Wednesday, March 29, 2006

An End to Food Waste

Two weeks ago on our TO DO list, we started to reduce plastic bags in our lives. Why not? Who needs them? Thanks to Janer and Red Jane for their comments on recycling bags and batteries, as well as good deals on florescent bulbs. Dominion grocery store happily accepts used plastic bags. I’m sure others do as well. Just ask.

Now that we are all doing our bit to reduce those ubiquitous bags, I thought I’d add a few words about the so called ‘crisper’ in our fridges, you know that place where we store our produce. I call it the ‘rotter.’ The place where healthy fruits and vegetables go to wilt, rot and die. It sounds terrible and it is. Let’s do our bit to stop it.

Wonderful People Doing Fabulous Things
Californians are doing it for themselves.

TO Do This Week

Food Waste
Don’t you just hate throwing out rotting veggies and fruit, and slimy left overs? It’s such a waste. Jane and I had gotten into the ridiculous habit of over buying. Really, it’s such bad planning.

To Do - I encourage all of us to stop the needless decay of our fruits and vegetables, dairy and leftovers. This week, before you do your shopping, get into the habit of assessing the remaining produce and other volatile food in your fridge and plan on meals that use them. Need some menu ideas? Check out Epicurious, All Recipes or VegWeb, which are online recipe databases. Input your ingredients and see what menus this site comes up with.

What’s the Big Deal - Throwing out food is a waste of energy (hello GHG emissions), water and money. According to a 2004 study from the University of Arizona, Americans throw out 14% of their food purchases. That amounts to $590 per year. But get this…forty to fifty per cent of all food ready for harvest never gets eaten. This waste is part of our consumption, impacting on the amount of land, water, fertilizers and pesticides used to produce all this food. The use of water in food production is mind-boggling. According to the Union of Concerned Scientists, for every dollar you spend on fruits, vegetables and grains, 2355 liters or 622 gallons of water has been used.

Another ominous problem is global soil degradation. According to David Suzuki in The Sacred Balance, it takes an average of 500 years to build 2.5 centimetres of topsoil. We are losing 23 billion tonnes of new soil production a year, or 0.7 percent of the world’s soil, thanks in part to industrial farming.

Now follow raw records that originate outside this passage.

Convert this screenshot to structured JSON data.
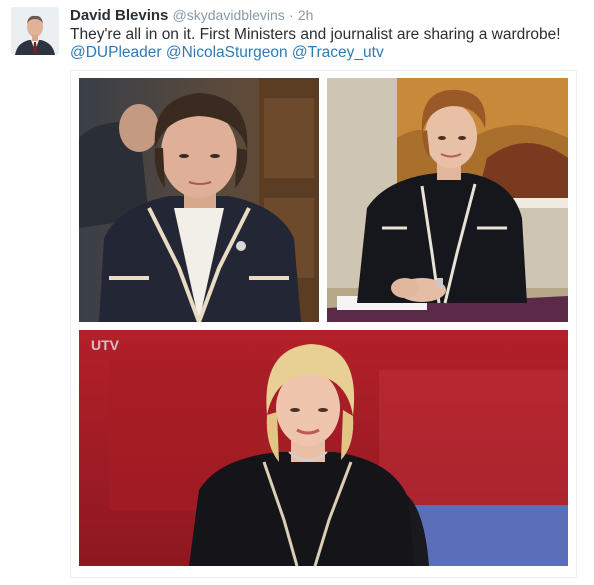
{
  "tweet": {
    "author_name": "David Blevins",
    "author_handle": "@skydavidblevins",
    "separator": "·",
    "timestamp": "2h",
    "text": "They're all in on it. First Ministers and journalist are sharing a wardrobe!",
    "mentions": [
      "@DUPleader",
      "@NicolaSturgeon",
      "@Tracey_utv"
    ]
  },
  "media": {
    "photos": [
      {
        "name": "photo-top-left"
      },
      {
        "name": "photo-top-right"
      },
      {
        "name": "photo-bottom"
      }
    ],
    "channel_logo": "UTV"
  }
}
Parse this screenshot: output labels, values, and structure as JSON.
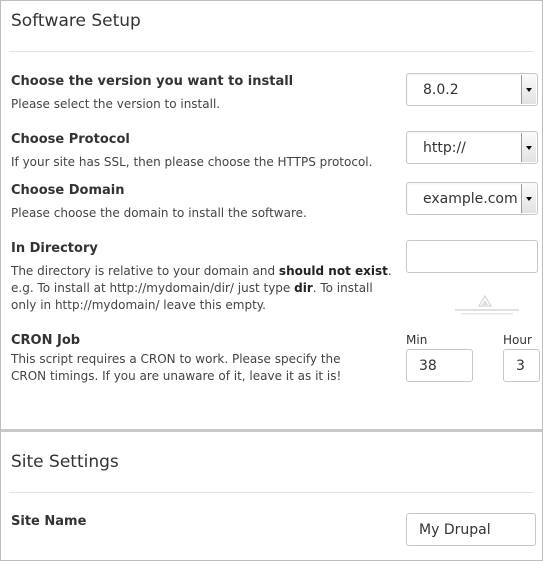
{
  "software_setup": {
    "title": "Software Setup",
    "version": {
      "label": "Choose the version you want to install",
      "help": "Please select the version to install.",
      "selected": "8.0.2"
    },
    "protocol": {
      "label": "Choose Protocol",
      "help": "If your site has SSL, then please choose the HTTPS protocol.",
      "selected": "http://"
    },
    "domain": {
      "label": "Choose Domain",
      "help": "Please choose the domain to install the software.",
      "selected": "example.com"
    },
    "directory": {
      "label": "In Directory",
      "help_part1": "The directory is relative to your domain and ",
      "help_bold1": "should not exist",
      "help_part2": ". e.g. To install at http://mydomain/dir/ just type ",
      "help_bold2": "dir",
      "help_part3": ". To install only in http://mydomain/ leave this empty.",
      "value": ""
    },
    "cron": {
      "label": "CRON Job",
      "help": "This script requires a CRON to work. Please specify the CRON timings. If you are unaware of it, leave it as it is!",
      "min_label": "Min",
      "min_value": "38",
      "hour_label": "Hour",
      "hour_value": "3"
    }
  },
  "site_settings": {
    "title": "Site Settings",
    "site_name": {
      "label": "Site Name",
      "value": "My Drupal"
    }
  }
}
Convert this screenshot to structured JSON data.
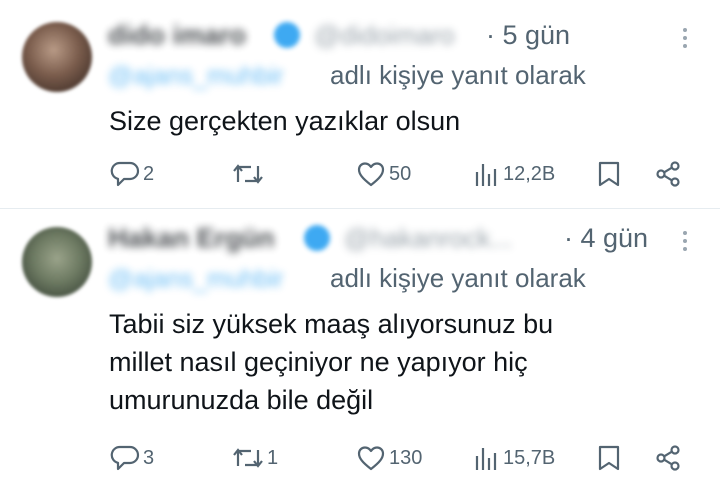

“At that rate, when my fourteen-year-old daughter reaches her sixtieth birthday, more than 30 percent of the world’s current supplies of topsoil will be gone, but humankind’s numbers will have doubled,” says Suzuki.

What’s more, think of the packaging and transportation required to deliver the food from the farm to you. The annual GHG price tag on producing, processing, packaging and distributing food for a family of four is four tonnes.

What if everyone consumed only what they needed? More pointedly, what if you and I consumed only what we needed? I could go on about organic food too – but I’ll get into that at a later time.

In the News

Truth Out

No comments: